## The data

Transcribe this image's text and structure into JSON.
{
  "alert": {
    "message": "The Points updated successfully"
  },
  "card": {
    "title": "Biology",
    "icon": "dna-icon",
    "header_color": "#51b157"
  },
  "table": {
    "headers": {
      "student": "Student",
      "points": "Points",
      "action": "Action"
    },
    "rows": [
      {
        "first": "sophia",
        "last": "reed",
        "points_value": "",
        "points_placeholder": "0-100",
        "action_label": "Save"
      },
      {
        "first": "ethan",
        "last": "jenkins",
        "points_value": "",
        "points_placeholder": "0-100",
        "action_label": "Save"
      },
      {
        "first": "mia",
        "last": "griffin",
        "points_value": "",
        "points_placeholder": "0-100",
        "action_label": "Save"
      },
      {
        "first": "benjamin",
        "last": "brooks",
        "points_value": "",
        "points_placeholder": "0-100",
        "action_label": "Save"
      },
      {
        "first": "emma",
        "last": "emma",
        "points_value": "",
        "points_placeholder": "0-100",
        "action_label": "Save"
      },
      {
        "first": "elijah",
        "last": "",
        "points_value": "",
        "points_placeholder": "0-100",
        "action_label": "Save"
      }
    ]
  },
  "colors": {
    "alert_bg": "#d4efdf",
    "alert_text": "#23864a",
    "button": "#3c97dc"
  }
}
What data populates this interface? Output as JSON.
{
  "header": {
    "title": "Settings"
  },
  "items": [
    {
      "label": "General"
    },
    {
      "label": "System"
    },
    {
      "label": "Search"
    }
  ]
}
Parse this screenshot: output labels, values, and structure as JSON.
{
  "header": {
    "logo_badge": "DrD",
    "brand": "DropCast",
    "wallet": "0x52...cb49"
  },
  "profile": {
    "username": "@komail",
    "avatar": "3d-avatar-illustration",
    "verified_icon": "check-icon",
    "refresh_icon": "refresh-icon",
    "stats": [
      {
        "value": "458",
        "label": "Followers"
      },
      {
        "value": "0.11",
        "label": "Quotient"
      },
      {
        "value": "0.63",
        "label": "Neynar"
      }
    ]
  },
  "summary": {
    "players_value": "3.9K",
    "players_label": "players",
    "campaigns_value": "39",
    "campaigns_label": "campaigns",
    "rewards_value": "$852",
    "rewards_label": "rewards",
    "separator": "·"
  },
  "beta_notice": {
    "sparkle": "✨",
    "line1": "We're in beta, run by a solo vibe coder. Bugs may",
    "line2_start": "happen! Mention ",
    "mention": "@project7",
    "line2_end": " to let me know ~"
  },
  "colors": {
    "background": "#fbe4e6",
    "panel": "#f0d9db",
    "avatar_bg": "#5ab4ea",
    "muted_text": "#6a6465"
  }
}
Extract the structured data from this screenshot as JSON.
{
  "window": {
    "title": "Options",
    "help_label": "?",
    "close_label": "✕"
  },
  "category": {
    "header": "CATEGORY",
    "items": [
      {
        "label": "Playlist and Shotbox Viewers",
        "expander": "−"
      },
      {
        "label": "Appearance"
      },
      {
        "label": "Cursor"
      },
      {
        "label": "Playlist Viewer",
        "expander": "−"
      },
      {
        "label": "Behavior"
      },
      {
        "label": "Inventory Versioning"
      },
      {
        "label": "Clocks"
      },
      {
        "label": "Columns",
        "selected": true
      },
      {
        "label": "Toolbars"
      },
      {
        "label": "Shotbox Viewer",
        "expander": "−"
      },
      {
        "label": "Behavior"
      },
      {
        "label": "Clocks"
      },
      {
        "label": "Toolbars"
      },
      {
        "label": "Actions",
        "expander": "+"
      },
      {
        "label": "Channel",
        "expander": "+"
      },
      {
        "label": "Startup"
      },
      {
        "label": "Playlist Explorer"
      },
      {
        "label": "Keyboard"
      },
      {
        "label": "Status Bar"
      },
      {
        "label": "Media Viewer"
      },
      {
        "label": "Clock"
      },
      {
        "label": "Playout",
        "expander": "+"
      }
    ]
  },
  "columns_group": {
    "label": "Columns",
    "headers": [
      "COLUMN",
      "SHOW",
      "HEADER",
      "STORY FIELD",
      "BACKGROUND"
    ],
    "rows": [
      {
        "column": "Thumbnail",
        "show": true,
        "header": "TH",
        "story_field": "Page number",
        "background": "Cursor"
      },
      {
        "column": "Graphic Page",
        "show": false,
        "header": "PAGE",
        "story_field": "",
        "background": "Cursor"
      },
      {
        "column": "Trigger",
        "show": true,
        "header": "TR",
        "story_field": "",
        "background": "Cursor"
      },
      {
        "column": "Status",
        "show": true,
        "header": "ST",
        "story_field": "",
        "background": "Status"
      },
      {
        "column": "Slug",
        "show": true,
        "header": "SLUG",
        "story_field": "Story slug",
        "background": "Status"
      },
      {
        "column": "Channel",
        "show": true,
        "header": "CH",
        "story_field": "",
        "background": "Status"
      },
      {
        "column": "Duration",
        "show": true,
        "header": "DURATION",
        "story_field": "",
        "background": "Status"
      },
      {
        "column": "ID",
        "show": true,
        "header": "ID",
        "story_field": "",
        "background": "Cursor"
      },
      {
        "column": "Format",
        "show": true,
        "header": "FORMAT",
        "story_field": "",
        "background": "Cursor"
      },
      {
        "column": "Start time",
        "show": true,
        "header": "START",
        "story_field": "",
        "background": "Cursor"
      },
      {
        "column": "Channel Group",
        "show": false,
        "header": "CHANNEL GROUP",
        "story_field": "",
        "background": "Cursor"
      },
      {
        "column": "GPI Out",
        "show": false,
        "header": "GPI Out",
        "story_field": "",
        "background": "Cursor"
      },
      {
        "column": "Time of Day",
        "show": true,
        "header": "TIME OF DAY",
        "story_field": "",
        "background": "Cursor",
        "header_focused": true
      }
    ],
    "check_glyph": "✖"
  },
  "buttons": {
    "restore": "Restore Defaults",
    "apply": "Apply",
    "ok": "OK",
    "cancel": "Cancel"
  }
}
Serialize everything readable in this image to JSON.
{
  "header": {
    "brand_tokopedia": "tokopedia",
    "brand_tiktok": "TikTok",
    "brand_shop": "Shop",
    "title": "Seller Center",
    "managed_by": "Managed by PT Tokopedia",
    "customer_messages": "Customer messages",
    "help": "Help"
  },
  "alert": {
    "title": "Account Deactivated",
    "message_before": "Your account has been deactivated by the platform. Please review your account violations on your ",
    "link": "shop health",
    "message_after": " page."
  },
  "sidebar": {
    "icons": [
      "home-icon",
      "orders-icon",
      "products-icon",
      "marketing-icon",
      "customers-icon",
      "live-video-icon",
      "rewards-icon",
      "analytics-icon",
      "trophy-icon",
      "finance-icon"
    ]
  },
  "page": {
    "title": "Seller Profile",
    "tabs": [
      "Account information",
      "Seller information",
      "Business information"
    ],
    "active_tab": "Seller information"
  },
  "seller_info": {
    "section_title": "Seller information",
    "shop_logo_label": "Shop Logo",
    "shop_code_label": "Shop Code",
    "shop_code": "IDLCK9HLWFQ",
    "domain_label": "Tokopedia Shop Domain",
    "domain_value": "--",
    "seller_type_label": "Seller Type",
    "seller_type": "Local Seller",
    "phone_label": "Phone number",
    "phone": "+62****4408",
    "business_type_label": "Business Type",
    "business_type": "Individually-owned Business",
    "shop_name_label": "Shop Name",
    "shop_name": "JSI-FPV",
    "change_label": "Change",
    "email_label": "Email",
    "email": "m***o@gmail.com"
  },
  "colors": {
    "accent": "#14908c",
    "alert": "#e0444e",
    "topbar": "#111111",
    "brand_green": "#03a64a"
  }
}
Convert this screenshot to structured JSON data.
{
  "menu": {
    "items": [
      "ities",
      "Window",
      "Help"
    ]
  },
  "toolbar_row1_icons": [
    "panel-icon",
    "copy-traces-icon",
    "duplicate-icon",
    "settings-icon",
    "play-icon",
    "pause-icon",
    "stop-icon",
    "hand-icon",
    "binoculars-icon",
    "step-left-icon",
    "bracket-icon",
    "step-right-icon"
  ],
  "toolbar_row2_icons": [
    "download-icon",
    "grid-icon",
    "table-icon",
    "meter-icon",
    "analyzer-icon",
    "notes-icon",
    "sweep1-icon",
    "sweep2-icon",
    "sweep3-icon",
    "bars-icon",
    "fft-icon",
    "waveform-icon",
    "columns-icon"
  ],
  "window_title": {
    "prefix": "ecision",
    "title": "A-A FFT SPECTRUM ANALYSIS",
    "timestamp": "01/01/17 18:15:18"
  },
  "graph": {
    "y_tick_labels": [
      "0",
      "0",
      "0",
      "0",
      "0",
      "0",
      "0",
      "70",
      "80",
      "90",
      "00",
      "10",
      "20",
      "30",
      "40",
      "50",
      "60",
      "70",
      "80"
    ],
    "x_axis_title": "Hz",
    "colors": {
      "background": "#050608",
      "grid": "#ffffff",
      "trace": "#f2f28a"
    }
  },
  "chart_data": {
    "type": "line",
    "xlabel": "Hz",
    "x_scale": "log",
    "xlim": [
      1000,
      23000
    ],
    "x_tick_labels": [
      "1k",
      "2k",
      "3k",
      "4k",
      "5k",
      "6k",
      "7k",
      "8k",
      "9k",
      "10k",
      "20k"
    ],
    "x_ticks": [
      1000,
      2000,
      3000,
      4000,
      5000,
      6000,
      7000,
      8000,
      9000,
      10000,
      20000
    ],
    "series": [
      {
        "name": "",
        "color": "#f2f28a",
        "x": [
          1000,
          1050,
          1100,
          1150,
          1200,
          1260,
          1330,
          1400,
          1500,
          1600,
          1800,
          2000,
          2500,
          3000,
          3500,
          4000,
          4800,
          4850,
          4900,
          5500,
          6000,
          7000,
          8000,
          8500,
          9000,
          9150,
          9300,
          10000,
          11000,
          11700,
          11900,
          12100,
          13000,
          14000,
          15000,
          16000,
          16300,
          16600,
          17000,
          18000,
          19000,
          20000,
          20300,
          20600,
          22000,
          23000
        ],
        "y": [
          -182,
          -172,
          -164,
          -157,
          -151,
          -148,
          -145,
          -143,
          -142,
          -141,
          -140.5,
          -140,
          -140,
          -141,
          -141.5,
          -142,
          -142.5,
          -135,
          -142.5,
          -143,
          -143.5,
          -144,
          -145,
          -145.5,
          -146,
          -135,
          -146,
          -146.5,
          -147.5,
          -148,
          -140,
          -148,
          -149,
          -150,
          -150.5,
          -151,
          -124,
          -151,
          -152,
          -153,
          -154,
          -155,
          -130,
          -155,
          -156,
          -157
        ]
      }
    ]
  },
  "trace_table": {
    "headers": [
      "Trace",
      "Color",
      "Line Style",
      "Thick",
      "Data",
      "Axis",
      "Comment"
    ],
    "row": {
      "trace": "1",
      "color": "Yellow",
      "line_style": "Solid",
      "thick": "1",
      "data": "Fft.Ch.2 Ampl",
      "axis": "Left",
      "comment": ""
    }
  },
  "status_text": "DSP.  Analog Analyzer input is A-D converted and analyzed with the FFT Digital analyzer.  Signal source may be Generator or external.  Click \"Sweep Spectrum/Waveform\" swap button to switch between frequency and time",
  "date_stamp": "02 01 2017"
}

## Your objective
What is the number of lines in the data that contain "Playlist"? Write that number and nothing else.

## Output of the exercise
3